**What you should do:** Should the listing contain images, exclude them; give the rest again exactly.

**Dataset extract:**
━━━

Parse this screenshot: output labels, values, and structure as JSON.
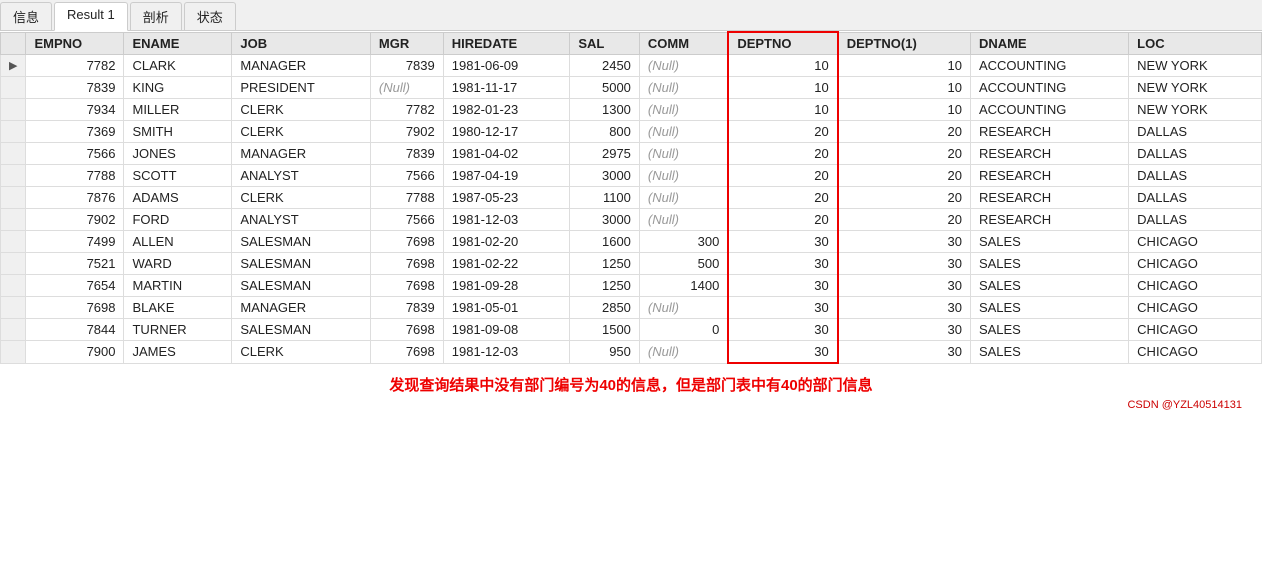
{
  "tabs": [
    {
      "label": "信息",
      "active": false
    },
    {
      "label": "Result 1",
      "active": true
    },
    {
      "label": "剖析",
      "active": false
    },
    {
      "label": "状态",
      "active": false
    }
  ],
  "columns": [
    {
      "key": "marker",
      "label": ""
    },
    {
      "key": "empno",
      "label": "EMPNO"
    },
    {
      "key": "ename",
      "label": "ENAME"
    },
    {
      "key": "job",
      "label": "JOB"
    },
    {
      "key": "mgr",
      "label": "MGR"
    },
    {
      "key": "hiredate",
      "label": "HIREDATE"
    },
    {
      "key": "sal",
      "label": "SAL"
    },
    {
      "key": "comm",
      "label": "COMM"
    },
    {
      "key": "deptno",
      "label": "DEPTNO"
    },
    {
      "key": "deptno1",
      "label": "DEPTNO(1)"
    },
    {
      "key": "dname",
      "label": "DNAME"
    },
    {
      "key": "loc",
      "label": "LOC"
    }
  ],
  "rows": [
    {
      "marker": "▶",
      "empno": "7782",
      "ename": "CLARK",
      "job": "MANAGER",
      "mgr": "7839",
      "hiredate": "1981-06-09",
      "sal": "2450",
      "comm": "(Null)",
      "deptno": "10",
      "deptno1": "10",
      "dname": "ACCOUNTING",
      "loc": "NEW YORK"
    },
    {
      "marker": "",
      "empno": "7839",
      "ename": "KING",
      "job": "PRESIDENT",
      "mgr": "(Null)",
      "hiredate": "1981-11-17",
      "sal": "5000",
      "comm": "(Null)",
      "deptno": "10",
      "deptno1": "10",
      "dname": "ACCOUNTING",
      "loc": "NEW YORK"
    },
    {
      "marker": "",
      "empno": "7934",
      "ename": "MILLER",
      "job": "CLERK",
      "mgr": "7782",
      "hiredate": "1982-01-23",
      "sal": "1300",
      "comm": "(Null)",
      "deptno": "10",
      "deptno1": "10",
      "dname": "ACCOUNTING",
      "loc": "NEW YORK"
    },
    {
      "marker": "",
      "empno": "7369",
      "ename": "SMITH",
      "job": "CLERK",
      "mgr": "7902",
      "hiredate": "1980-12-17",
      "sal": "800",
      "comm": "(Null)",
      "deptno": "20",
      "deptno1": "20",
      "dname": "RESEARCH",
      "loc": "DALLAS"
    },
    {
      "marker": "",
      "empno": "7566",
      "ename": "JONES",
      "job": "MANAGER",
      "mgr": "7839",
      "hiredate": "1981-04-02",
      "sal": "2975",
      "comm": "(Null)",
      "deptno": "20",
      "deptno1": "20",
      "dname": "RESEARCH",
      "loc": "DALLAS"
    },
    {
      "marker": "",
      "empno": "7788",
      "ename": "SCOTT",
      "job": "ANALYST",
      "mgr": "7566",
      "hiredate": "1987-04-19",
      "sal": "3000",
      "comm": "(Null)",
      "deptno": "20",
      "deptno1": "20",
      "dname": "RESEARCH",
      "loc": "DALLAS"
    },
    {
      "marker": "",
      "empno": "7876",
      "ename": "ADAMS",
      "job": "CLERK",
      "mgr": "7788",
      "hiredate": "1987-05-23",
      "sal": "1100",
      "comm": "(Null)",
      "deptno": "20",
      "deptno1": "20",
      "dname": "RESEARCH",
      "loc": "DALLAS"
    },
    {
      "marker": "",
      "empno": "7902",
      "ename": "FORD",
      "job": "ANALYST",
      "mgr": "7566",
      "hiredate": "1981-12-03",
      "sal": "3000",
      "comm": "(Null)",
      "deptno": "20",
      "deptno1": "20",
      "dname": "RESEARCH",
      "loc": "DALLAS"
    },
    {
      "marker": "",
      "empno": "7499",
      "ename": "ALLEN",
      "job": "SALESMAN",
      "mgr": "7698",
      "hiredate": "1981-02-20",
      "sal": "1600",
      "comm": "300",
      "deptno": "30",
      "deptno1": "30",
      "dname": "SALES",
      "loc": "CHICAGO"
    },
    {
      "marker": "",
      "empno": "7521",
      "ename": "WARD",
      "job": "SALESMAN",
      "mgr": "7698",
      "hiredate": "1981-02-22",
      "sal": "1250",
      "comm": "500",
      "deptno": "30",
      "deptno1": "30",
      "dname": "SALES",
      "loc": "CHICAGO"
    },
    {
      "marker": "",
      "empno": "7654",
      "ename": "MARTIN",
      "job": "SALESMAN",
      "mgr": "7698",
      "hiredate": "1981-09-28",
      "sal": "1250",
      "comm": "1400",
      "deptno": "30",
      "deptno1": "30",
      "dname": "SALES",
      "loc": "CHICAGO"
    },
    {
      "marker": "",
      "empno": "7698",
      "ename": "BLAKE",
      "job": "MANAGER",
      "mgr": "7839",
      "hiredate": "1981-05-01",
      "sal": "2850",
      "comm": "(Null)",
      "deptno": "30",
      "deptno1": "30",
      "dname": "SALES",
      "loc": "CHICAGO"
    },
    {
      "marker": "",
      "empno": "7844",
      "ename": "TURNER",
      "job": "SALESMAN",
      "mgr": "7698",
      "hiredate": "1981-09-08",
      "sal": "1500",
      "comm": "0",
      "deptno": "30",
      "deptno1": "30",
      "dname": "SALES",
      "loc": "CHICAGO"
    },
    {
      "marker": "",
      "empno": "7900",
      "ename": "JAMES",
      "job": "CLERK",
      "mgr": "7698",
      "hiredate": "1981-12-03",
      "sal": "950",
      "comm": "(Null)",
      "deptno": "30",
      "deptno1": "30",
      "dname": "SALES",
      "loc": "CHICAGO"
    }
  ],
  "footer": {
    "note": "发现查询结果中没有部门编号为40的信息，但是部门表中有40的部门信息",
    "watermark": "CSDN @YZL40514131"
  }
}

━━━

**Solution to the problem:**
Parse this screenshot: output labels, values, and structure as JSON.
{
  "tabs": [
    {
      "label": "信息",
      "active": false
    },
    {
      "label": "Result 1",
      "active": true
    },
    {
      "label": "剖析",
      "active": false
    },
    {
      "label": "状态",
      "active": false
    }
  ],
  "columns": [
    {
      "key": "marker",
      "label": ""
    },
    {
      "key": "empno",
      "label": "EMPNO"
    },
    {
      "key": "ename",
      "label": "ENAME"
    },
    {
      "key": "job",
      "label": "JOB"
    },
    {
      "key": "mgr",
      "label": "MGR"
    },
    {
      "key": "hiredate",
      "label": "HIREDATE"
    },
    {
      "key": "sal",
      "label": "SAL"
    },
    {
      "key": "comm",
      "label": "COMM"
    },
    {
      "key": "deptno",
      "label": "DEPTNO"
    },
    {
      "key": "deptno1",
      "label": "DEPTNO(1)"
    },
    {
      "key": "dname",
      "label": "DNAME"
    },
    {
      "key": "loc",
      "label": "LOC"
    }
  ],
  "rows": [
    {
      "marker": "▶",
      "empno": "7782",
      "ename": "CLARK",
      "job": "MANAGER",
      "mgr": "7839",
      "hiredate": "1981-06-09",
      "sal": "2450",
      "comm": "(Null)",
      "deptno": "10",
      "deptno1": "10",
      "dname": "ACCOUNTING",
      "loc": "NEW YORK"
    },
    {
      "marker": "",
      "empno": "7839",
      "ename": "KING",
      "job": "PRESIDENT",
      "mgr": "(Null)",
      "hiredate": "1981-11-17",
      "sal": "5000",
      "comm": "(Null)",
      "deptno": "10",
      "deptno1": "10",
      "dname": "ACCOUNTING",
      "loc": "NEW YORK"
    },
    {
      "marker": "",
      "empno": "7934",
      "ename": "MILLER",
      "job": "CLERK",
      "mgr": "7782",
      "hiredate": "1982-01-23",
      "sal": "1300",
      "comm": "(Null)",
      "deptno": "10",
      "deptno1": "10",
      "dname": "ACCOUNTING",
      "loc": "NEW YORK"
    },
    {
      "marker": "",
      "empno": "7369",
      "ename": "SMITH",
      "job": "CLERK",
      "mgr": "7902",
      "hiredate": "1980-12-17",
      "sal": "800",
      "comm": "(Null)",
      "deptno": "20",
      "deptno1": "20",
      "dname": "RESEARCH",
      "loc": "DALLAS"
    },
    {
      "marker": "",
      "empno": "7566",
      "ename": "JONES",
      "job": "MANAGER",
      "mgr": "7839",
      "hiredate": "1981-04-02",
      "sal": "2975",
      "comm": "(Null)",
      "deptno": "20",
      "deptno1": "20",
      "dname": "RESEARCH",
      "loc": "DALLAS"
    },
    {
      "marker": "",
      "empno": "7788",
      "ename": "SCOTT",
      "job": "ANALYST",
      "mgr": "7566",
      "hiredate": "1987-04-19",
      "sal": "3000",
      "comm": "(Null)",
      "deptno": "20",
      "deptno1": "20",
      "dname": "RESEARCH",
      "loc": "DALLAS"
    },
    {
      "marker": "",
      "empno": "7876",
      "ename": "ADAMS",
      "job": "CLERK",
      "mgr": "7788",
      "hiredate": "1987-05-23",
      "sal": "1100",
      "comm": "(Null)",
      "deptno": "20",
      "deptno1": "20",
      "dname": "RESEARCH",
      "loc": "DALLAS"
    },
    {
      "marker": "",
      "empno": "7902",
      "ename": "FORD",
      "job": "ANALYST",
      "mgr": "7566",
      "hiredate": "1981-12-03",
      "sal": "3000",
      "comm": "(Null)",
      "deptno": "20",
      "deptno1": "20",
      "dname": "RESEARCH",
      "loc": "DALLAS"
    },
    {
      "marker": "",
      "empno": "7499",
      "ename": "ALLEN",
      "job": "SALESMAN",
      "mgr": "7698",
      "hiredate": "1981-02-20",
      "sal": "1600",
      "comm": "300",
      "deptno": "30",
      "deptno1": "30",
      "dname": "SALES",
      "loc": "CHICAGO"
    },
    {
      "marker": "",
      "empno": "7521",
      "ename": "WARD",
      "job": "SALESMAN",
      "mgr": "7698",
      "hiredate": "1981-02-22",
      "sal": "1250",
      "comm": "500",
      "deptno": "30",
      "deptno1": "30",
      "dname": "SALES",
      "loc": "CHICAGO"
    },
    {
      "marker": "",
      "empno": "7654",
      "ename": "MARTIN",
      "job": "SALESMAN",
      "mgr": "7698",
      "hiredate": "1981-09-28",
      "sal": "1250",
      "comm": "1400",
      "deptno": "30",
      "deptno1": "30",
      "dname": "SALES",
      "loc": "CHICAGO"
    },
    {
      "marker": "",
      "empno": "7698",
      "ename": "BLAKE",
      "job": "MANAGER",
      "mgr": "7839",
      "hiredate": "1981-05-01",
      "sal": "2850",
      "comm": "(Null)",
      "deptno": "30",
      "deptno1": "30",
      "dname": "SALES",
      "loc": "CHICAGO"
    },
    {
      "marker": "",
      "empno": "7844",
      "ename": "TURNER",
      "job": "SALESMAN",
      "mgr": "7698",
      "hiredate": "1981-09-08",
      "sal": "1500",
      "comm": "0",
      "deptno": "30",
      "deptno1": "30",
      "dname": "SALES",
      "loc": "CHICAGO"
    },
    {
      "marker": "",
      "empno": "7900",
      "ename": "JAMES",
      "job": "CLERK",
      "mgr": "7698",
      "hiredate": "1981-12-03",
      "sal": "950",
      "comm": "(Null)",
      "deptno": "30",
      "deptno1": "30",
      "dname": "SALES",
      "loc": "CHICAGO"
    }
  ],
  "footer": {
    "note": "发现查询结果中没有部门编号为40的信息，但是部门表中有40的部门信息",
    "watermark": "CSDN @YZL40514131"
  }
}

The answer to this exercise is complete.